  • Translating good ideas into good questions
  • Finding compelling research projects that matter
  • Mind the Gap:  Defining the Research Gap (and also the limitations of that metaphor)
  • Case study research
  • Qualitative or Quantitative?  Addressing the mismatch between numbers and ideas
  • Literature Reviews:  How to write an effective one that is neither too long nor boring (but instead both concisely demonstrates your knowledge of past work and effectively sets up your own project)
  • Writing:  just because you are a social scientist doesn’t mean you have to be a ponderous writer
  • Writing a review
  • The Revise and Resubmit Process:  Responding to reviewers; offering and receiving criticism; making revisions
  • Multiple Paths:  mapping alternative strategies to answer your research question
  • Using the literature to find your question
  • Writing an introduction
  • Writing an abstract
  • Matching your research projects to your scholarly comparative advantages


Class Work / Assignments

You have two separate sets of assignments:
A. Develop and write your research proposal (in stages over the semester)
B. Short, discrete assignments on research strategies, research ethics, editing, etc.

A. Your Research Proposal: Summary of Steps to be completed

(Note: you are required to upload a copy of each step to the ctools resources page by Monday evening before the class due date):

  1. Research question/problem statement (ca. 3-4 pages) -- Jan 21
  2. Literature review (ca. 4-6 pages) -- Feb 4
  3. Methods (ca. 5-6 pages) -- Feb 18
  4. Statement of impact/importance of research (ca. 1-2 pages) -- Feb 25
  5. Draft #1 of full proposal (ca. 25-30 pages) -- Mar 11
  6. Draft #2 of full proposal -- Apr 1
  7. Final version presented to a public audience (April 15, 17, or 22)


B. Short, discrete assignments on research strategies, research ethics, editing, etc.

Assignments will include:

  1. dissertation review: locate a dissertation (online through Proquest) on a topic related to your own project and write a short review/evaluation.
  2. review of a literature review: locate a literature review (e.g., from a journal such as Journal of Planning Literature, etc.) and write a 2-3 page critique.
  3. Responsible Conduct in Research and Scholarship Modules (from Rackham)
  4. editing scholarly text: the instructor will provide a short excerpt (e.g., several paragraphs) of a turgid academic text.

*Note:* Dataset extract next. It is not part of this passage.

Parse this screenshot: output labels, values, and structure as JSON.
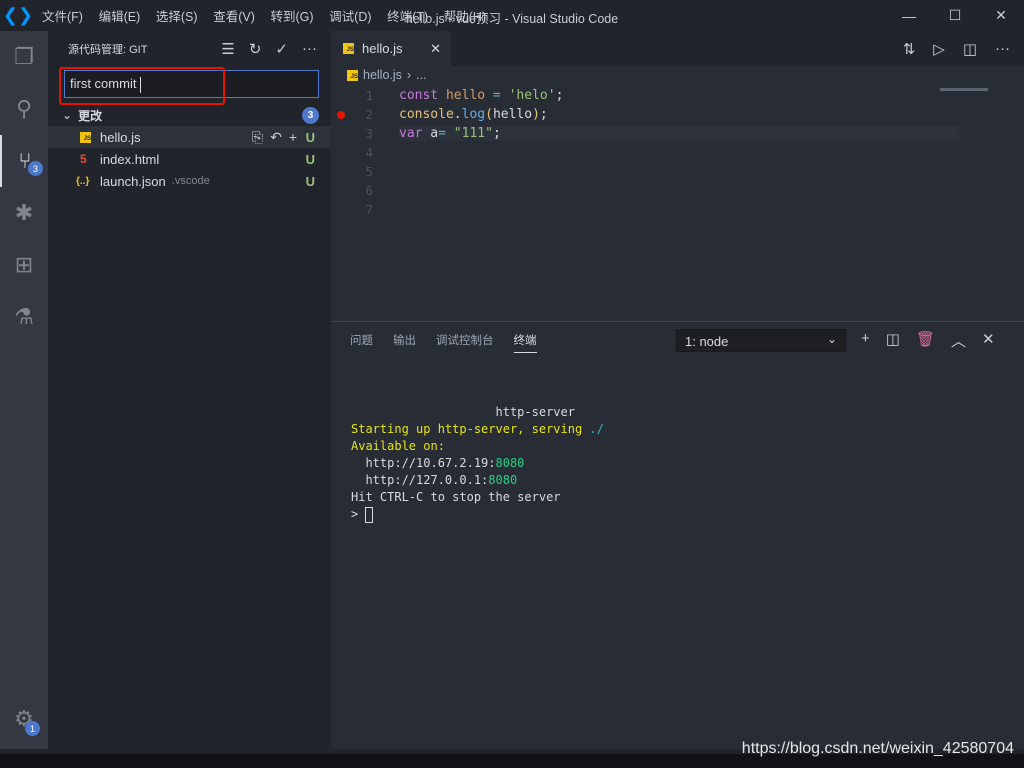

Edit and rewrite for clarity and brevity.
  5. models of great research: Identify an example of what you think is a great research project (in article or book form) that you would like to emulate or use as a role model/exemplar for your own work. We will begin to assemble a list. You will then "reverse engineer" a hypothetical brief research proposal that would have led to the book or article (articulating their RQ, method, literature, statement of impact/importance of research).


Questions? Feel free to contact me.